• THE TASK: Filter by the string "image": return the lines of the material that contain it.

* * * * * * *

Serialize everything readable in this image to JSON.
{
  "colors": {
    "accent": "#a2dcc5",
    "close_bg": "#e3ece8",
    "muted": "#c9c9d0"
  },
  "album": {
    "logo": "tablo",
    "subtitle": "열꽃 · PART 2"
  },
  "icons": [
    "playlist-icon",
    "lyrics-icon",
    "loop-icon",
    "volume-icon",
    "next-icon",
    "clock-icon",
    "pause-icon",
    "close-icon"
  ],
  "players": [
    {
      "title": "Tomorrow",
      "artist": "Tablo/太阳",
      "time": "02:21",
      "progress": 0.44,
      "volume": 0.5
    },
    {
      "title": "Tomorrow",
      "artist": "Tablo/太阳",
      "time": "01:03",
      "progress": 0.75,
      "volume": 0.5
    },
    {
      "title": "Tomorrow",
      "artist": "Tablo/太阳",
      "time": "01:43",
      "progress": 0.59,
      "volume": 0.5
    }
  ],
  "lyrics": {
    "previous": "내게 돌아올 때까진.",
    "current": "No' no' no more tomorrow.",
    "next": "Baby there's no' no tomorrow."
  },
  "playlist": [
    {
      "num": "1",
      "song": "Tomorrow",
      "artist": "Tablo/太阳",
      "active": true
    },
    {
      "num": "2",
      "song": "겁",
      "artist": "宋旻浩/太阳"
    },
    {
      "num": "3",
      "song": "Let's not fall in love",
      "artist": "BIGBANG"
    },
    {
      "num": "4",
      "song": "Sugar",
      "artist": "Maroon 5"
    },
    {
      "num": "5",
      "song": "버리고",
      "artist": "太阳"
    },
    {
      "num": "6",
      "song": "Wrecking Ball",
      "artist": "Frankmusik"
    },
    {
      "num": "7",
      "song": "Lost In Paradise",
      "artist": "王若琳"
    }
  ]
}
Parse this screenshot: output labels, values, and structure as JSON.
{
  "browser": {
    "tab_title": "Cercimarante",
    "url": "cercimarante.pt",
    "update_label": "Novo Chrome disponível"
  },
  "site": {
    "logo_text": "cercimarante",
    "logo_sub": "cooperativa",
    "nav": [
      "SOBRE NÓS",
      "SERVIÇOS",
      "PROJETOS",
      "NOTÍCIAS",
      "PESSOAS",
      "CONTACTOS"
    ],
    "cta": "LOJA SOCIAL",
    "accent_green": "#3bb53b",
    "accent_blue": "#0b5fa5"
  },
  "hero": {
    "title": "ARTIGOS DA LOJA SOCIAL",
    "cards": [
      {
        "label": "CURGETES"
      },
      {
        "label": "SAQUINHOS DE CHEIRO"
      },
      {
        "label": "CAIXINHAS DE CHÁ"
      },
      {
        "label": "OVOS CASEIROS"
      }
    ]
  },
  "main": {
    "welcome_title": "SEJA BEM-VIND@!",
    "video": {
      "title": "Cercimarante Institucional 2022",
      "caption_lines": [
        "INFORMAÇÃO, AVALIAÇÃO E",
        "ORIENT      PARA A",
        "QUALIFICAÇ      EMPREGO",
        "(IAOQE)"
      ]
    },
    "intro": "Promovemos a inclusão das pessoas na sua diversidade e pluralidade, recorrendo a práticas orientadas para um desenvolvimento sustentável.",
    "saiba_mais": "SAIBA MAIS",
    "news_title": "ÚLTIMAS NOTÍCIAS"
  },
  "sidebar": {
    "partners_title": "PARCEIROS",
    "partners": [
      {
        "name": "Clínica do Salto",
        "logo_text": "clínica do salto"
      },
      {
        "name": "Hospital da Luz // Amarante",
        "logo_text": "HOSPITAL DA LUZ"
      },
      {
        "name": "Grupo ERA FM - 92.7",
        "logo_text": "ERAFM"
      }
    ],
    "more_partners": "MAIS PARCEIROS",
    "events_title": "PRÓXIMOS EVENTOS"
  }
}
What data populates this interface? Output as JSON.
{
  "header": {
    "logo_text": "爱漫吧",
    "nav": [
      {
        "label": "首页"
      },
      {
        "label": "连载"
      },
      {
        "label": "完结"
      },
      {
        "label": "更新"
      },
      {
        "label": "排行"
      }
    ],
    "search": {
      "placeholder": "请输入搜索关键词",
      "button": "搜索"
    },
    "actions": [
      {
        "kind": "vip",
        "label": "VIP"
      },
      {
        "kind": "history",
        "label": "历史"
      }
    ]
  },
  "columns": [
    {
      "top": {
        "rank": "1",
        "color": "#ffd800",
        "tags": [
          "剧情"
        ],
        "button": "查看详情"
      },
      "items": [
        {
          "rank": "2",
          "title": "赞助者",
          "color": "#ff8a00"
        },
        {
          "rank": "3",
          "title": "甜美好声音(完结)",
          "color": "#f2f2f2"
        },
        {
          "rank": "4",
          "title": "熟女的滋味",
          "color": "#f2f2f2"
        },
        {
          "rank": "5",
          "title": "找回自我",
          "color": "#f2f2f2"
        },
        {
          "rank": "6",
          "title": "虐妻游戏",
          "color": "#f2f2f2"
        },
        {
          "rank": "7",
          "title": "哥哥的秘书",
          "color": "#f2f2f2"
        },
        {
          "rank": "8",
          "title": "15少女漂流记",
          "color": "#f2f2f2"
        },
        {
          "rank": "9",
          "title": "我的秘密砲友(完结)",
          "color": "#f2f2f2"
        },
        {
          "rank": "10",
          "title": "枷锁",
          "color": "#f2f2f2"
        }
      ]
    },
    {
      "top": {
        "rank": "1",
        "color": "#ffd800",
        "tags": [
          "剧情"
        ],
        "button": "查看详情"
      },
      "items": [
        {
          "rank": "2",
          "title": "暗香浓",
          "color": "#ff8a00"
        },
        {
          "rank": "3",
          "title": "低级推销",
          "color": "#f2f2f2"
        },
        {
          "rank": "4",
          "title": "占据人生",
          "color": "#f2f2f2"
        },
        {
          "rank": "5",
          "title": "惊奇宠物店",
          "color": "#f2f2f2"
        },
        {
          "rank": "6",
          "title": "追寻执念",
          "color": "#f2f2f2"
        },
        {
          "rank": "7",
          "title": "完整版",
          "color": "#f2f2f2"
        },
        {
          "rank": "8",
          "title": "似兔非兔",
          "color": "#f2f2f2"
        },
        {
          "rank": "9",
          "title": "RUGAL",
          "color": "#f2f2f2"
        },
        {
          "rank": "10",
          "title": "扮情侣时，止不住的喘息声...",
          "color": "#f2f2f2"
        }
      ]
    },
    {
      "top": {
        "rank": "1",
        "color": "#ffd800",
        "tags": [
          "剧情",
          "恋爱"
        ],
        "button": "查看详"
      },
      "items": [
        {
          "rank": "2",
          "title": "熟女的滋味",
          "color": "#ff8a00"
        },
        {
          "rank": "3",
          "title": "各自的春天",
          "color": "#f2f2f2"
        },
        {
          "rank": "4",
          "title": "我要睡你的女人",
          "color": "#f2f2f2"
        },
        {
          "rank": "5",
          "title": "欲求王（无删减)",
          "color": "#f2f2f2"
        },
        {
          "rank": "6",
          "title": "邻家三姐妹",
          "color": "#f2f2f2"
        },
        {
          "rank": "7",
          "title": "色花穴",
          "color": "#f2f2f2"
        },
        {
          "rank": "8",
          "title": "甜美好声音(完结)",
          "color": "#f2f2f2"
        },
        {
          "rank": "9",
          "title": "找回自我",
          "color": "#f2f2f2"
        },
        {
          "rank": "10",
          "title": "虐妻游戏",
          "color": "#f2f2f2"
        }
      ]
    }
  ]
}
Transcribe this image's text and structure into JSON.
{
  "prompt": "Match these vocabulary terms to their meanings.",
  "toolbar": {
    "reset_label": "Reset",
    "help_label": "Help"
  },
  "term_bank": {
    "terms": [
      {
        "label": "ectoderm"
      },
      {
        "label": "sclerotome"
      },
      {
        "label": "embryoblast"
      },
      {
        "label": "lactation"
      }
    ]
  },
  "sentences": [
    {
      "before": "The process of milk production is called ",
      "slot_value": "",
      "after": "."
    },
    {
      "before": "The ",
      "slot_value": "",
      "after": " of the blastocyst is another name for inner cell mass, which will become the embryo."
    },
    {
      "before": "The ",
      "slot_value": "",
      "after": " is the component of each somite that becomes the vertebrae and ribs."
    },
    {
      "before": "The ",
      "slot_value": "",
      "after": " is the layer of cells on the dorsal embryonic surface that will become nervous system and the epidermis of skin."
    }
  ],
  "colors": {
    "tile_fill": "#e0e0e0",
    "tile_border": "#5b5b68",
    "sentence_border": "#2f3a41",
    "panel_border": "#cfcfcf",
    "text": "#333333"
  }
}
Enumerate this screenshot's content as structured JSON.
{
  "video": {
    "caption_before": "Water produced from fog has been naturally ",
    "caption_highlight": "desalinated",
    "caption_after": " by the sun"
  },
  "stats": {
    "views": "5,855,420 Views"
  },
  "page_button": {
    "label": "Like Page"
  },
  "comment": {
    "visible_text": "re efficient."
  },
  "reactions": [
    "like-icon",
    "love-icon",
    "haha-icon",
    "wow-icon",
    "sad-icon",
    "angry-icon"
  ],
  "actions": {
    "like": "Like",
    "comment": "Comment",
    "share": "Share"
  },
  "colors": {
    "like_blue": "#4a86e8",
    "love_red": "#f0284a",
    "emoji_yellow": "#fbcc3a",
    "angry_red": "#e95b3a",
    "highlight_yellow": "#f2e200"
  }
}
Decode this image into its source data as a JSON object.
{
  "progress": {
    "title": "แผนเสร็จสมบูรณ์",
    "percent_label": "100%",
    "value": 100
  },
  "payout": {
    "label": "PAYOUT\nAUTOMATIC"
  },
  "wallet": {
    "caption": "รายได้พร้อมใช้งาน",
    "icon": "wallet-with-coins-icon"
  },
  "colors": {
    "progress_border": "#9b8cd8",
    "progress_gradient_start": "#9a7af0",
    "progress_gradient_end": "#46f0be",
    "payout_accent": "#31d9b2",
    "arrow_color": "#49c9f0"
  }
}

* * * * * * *

• TASK SOLUTION:
Serialize everything readable in this image to JSON.
Transcribe this image's text and structure into JSON.
Decode this image into its source data as a JSON object.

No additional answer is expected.